The collection of the German Spy Museum Berlin

Collection, conservation, research, exhibiting and communication are the key tasks of every museum. None of this is possible without a collection, which represents the foundation of every such institution. No museum displays all of its collection: the rest is kept under lock and key, accessible only to curators and historians.

The German Spy Museum has accumulated a unique collection of artefacts from the history of espionage. Focusing on the Second World War and the Cold War, we also have a large collection of props from the James Bond films. Here is just a selection of choice objects from our collection:


An encryption device for Stasi operatives abroad Stasi agents abroad used this encryption device to send coded messages to their superiors in East Berlin.
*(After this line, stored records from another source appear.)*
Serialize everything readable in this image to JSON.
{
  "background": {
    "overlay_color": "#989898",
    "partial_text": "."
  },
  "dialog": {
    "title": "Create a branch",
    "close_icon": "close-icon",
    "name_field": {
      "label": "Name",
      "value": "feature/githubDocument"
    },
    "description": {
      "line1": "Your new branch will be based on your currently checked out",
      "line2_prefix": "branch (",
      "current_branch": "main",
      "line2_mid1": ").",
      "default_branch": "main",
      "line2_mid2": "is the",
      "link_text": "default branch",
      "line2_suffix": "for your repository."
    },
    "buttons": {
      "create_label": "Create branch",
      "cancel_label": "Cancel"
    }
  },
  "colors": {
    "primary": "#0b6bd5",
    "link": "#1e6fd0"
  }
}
The most well-known user of such a device was the West German Rainer Rupp (codename Topas) who spied for the East Germans at NATO Headquarters in Brussels between 1977 and 1989.

Enigma des Deutschen Spionagemuseum


Enigma – the name covering a thousand riddles Enigma is perhaps the best-known encryption machine of the Second World War. Derived from the Ancient Greek word for “riddle” (and not “secret” as is often claimed) it served as the name for a range of different machine versions. Developed in 1918 by the German engineer Arthur